Remember, keyframes are just like Premiere Pro, and they're useful for controlling the timing of an animation. Now what I'd like to do is a little more control. So let's twirl this open all the way and see what's happening. I see that we've got a lot of different things for the animator, and what I'm looking for is this section called advanced. Now what I'm showing you here is how to customize the text animation. Remember this is just an introduction. If you've never used text animators in After Effects, you might want to check out one of the full length courses available in the library.
I'll twirl this down for more advanced controls, and right now it's animating based on words. Well let's change that to characters, and while I'm at it, I'm going to play with this a little bit. Chose randomize order, set that to on. Now, if I play this you'll see that the letters blur on one at a time, randomly, and that's an interesting reveal. If I switch back to Premiere Pro, and go to the front of the timeline here, I could press play, and you see that that updates, which works well.
Let's turn on our dropped frame indicator. I'll click on the settings wrench here and make sure to display the dropped frame indicator. Show dropped frame indicator. Now let's press play. I can see the dropped frame indicator and it's currently green. If I mouse over, it'll tell me if there's any dropped frames, and right now I see zero dropped frames during playback, which means that this animation played back in realtime. That works quite well.
If I select it and press Ctrl + E, I switch back to After Effects. Now in order to control things a bit, I recommend that you enable the disk cache. This can be found in your After Effects preferences. Edit, preferences, media and disk cache. Or if you're on a Mac, this is under the After Effects menu. You can choose where this is stored. By default, it's going to be in a temp folder, but if you'd like, you can actually target the working folder that you're using.

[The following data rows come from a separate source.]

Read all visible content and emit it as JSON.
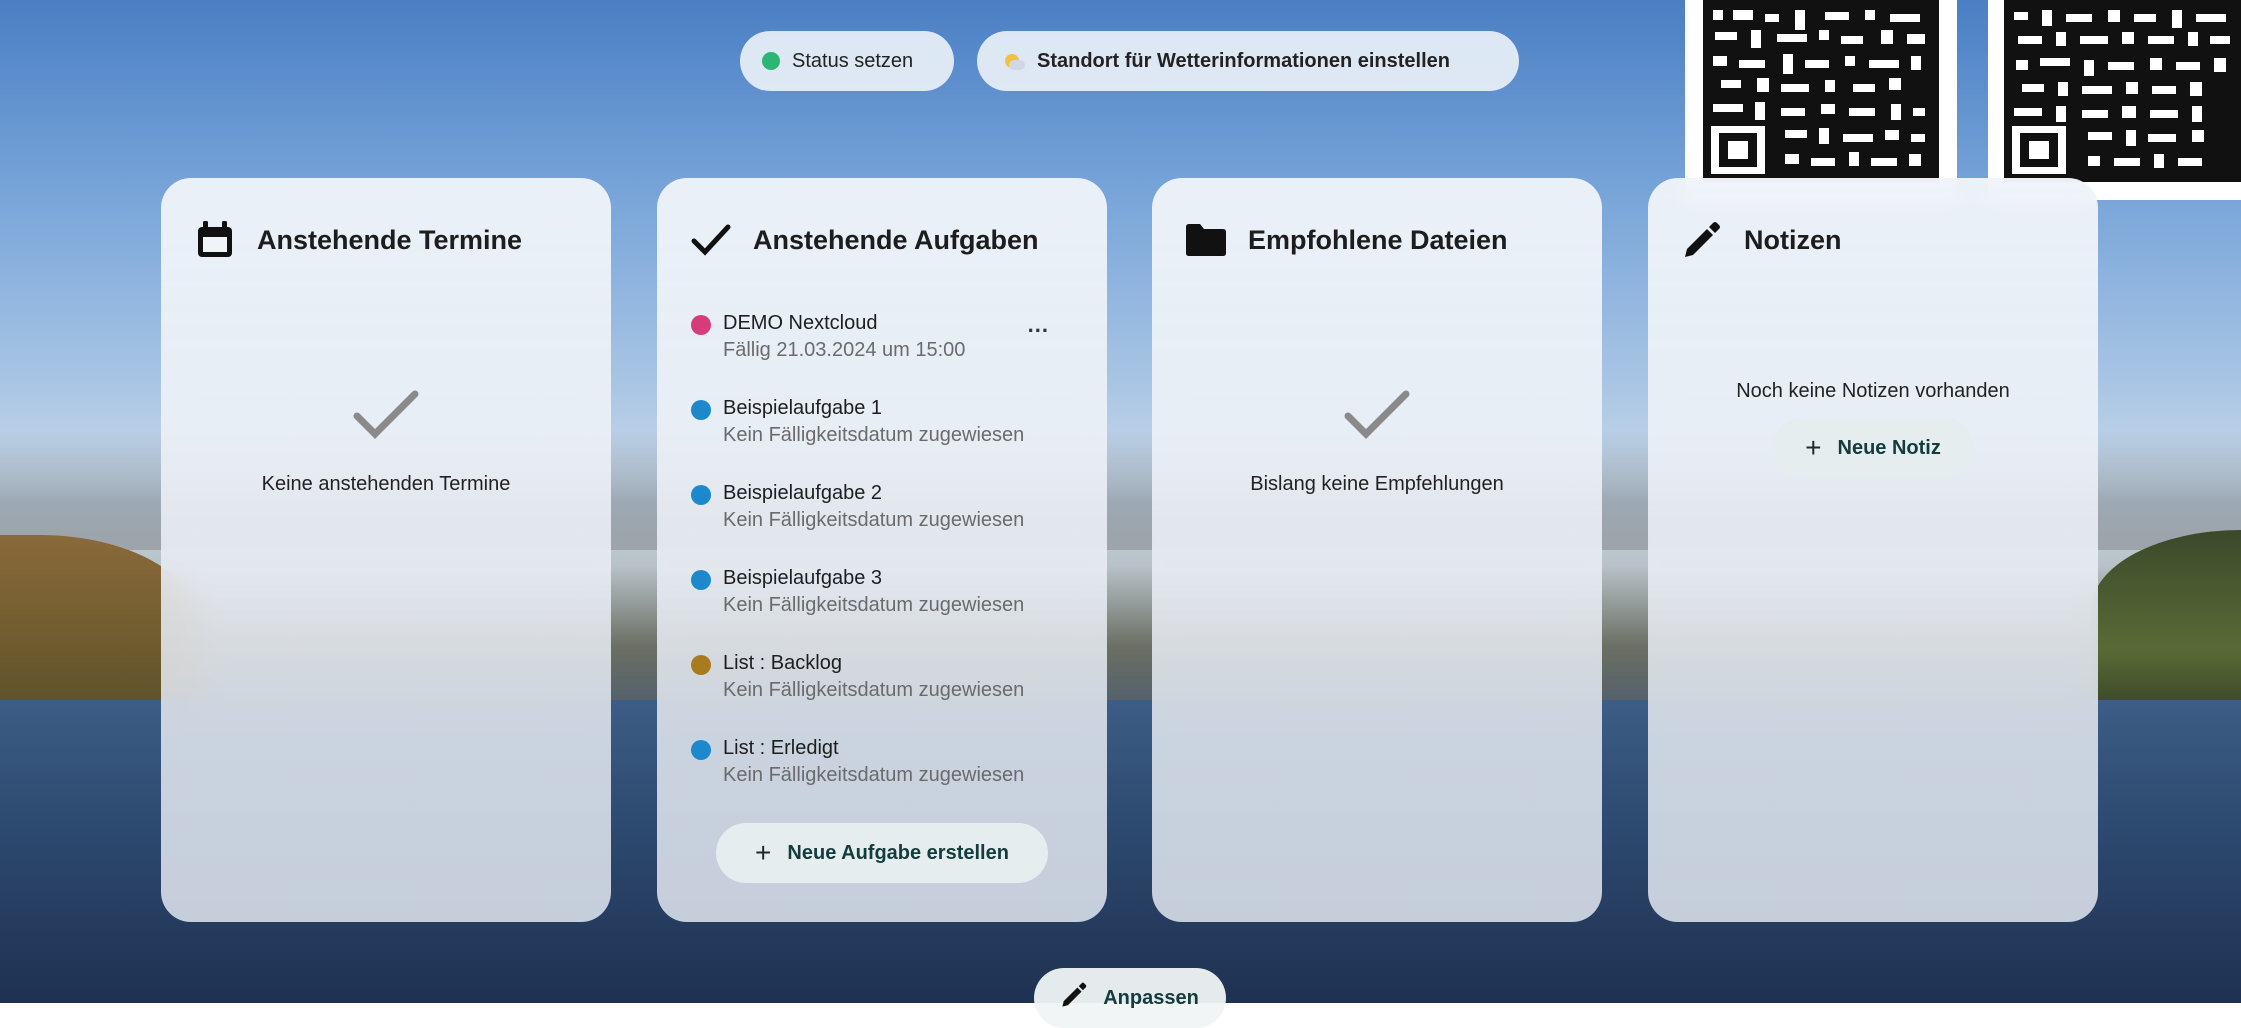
{
  "header": {
    "status_label": "Status setzen",
    "status_color": "#2bb673",
    "weather_label": "Standort für Wetterinformationen einstellen"
  },
  "widgets": {
    "calendar": {
      "title": "Anstehende Termine",
      "icon": "calendar-icon",
      "empty_text": "Keine anstehenden Termine"
    },
    "tasks": {
      "title": "Anstehende Aufgaben",
      "icon": "checkmark-icon",
      "items": [
        {
          "title": "DEMO Nextcloud",
          "subtitle": "Fällig 21.03.2024 um 15:00",
          "color": "#d63b7a"
        },
        {
          "title": "Beispielaufgabe 1",
          "subtitle": "Kein Fälligkeitsdatum zugewiesen",
          "color": "#1e88cc"
        },
        {
          "title": "Beispielaufgabe 2",
          "subtitle": "Kein Fälligkeitsdatum zugewiesen",
          "color": "#1e88cc"
        },
        {
          "title": "Beispielaufgabe 3",
          "subtitle": "Kein Fälligkeitsdatum zugewiesen",
          "color": "#1e88cc"
        },
        {
          "title": "List : Backlog",
          "subtitle": "Kein Fälligkeitsdatum zugewiesen",
          "color": "#a67c1f"
        },
        {
          "title": "List : Erledigt",
          "subtitle": "Kein Fälligkeitsdatum zugewiesen",
          "color": "#1e88cc"
        }
      ],
      "more_label": "...",
      "add_label": "Neue Aufgabe erstellen"
    },
    "files": {
      "title": "Empfohlene Dateien",
      "icon": "folder-icon",
      "empty_text": "Bislang keine Empfehlungen"
    },
    "notes": {
      "title": "Notizen",
      "icon": "pencil-icon",
      "empty_text": "Noch keine Notizen vorhanden",
      "add_label": "Neue Notiz"
    }
  },
  "footer": {
    "customize_label": "Anpassen"
  }
}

For example, I can go into exercise files, I can go to my graphic renders, and make a new folder and just call it cache and select it. And click OK. Now, any of those preview files will automatically update. I like that, but let's tweak here. I'm going to turn off the random order, and press U for user added keyframes, and speed up this animation a little bit.
Let's go to four seconds, and drag this forward. I'll right click, and from the keyframe assistant menu, choose to ease in there, and if I look at the acceleration curve, I like the gentle stop. Alright, let's do another preview. There it is. The file's cached, and if I switch back to Premiere Pro, and press play, you'll see that the animation updates.
So that's a simple workflow of making a new After Effects comp. By taking the time to make sure that the project folders are well structured in that common media folder, Premiere Pro will know exactly where to look for the After Effects project, even if I move systems. This is a great idea because it allows all of the assets to preserve the same general structure. So even though earlier I moved from a Mac to a PC for this course, it was simple. All I had to do was point the folder at the right level and everything quickly reconnected.
- What's Adobe Dynamic Link?
- Creating and importing After Effects compositions
- Using Render and Replace
- Editing clips and sequences in Audition
- Creating and importing Photoshop files
- Editing Premiere Pro footage in Photoshop
- Sending clips and metadata from Prelude to Premiere Pro
- Working with slow motion
- Creating merged clips and subclips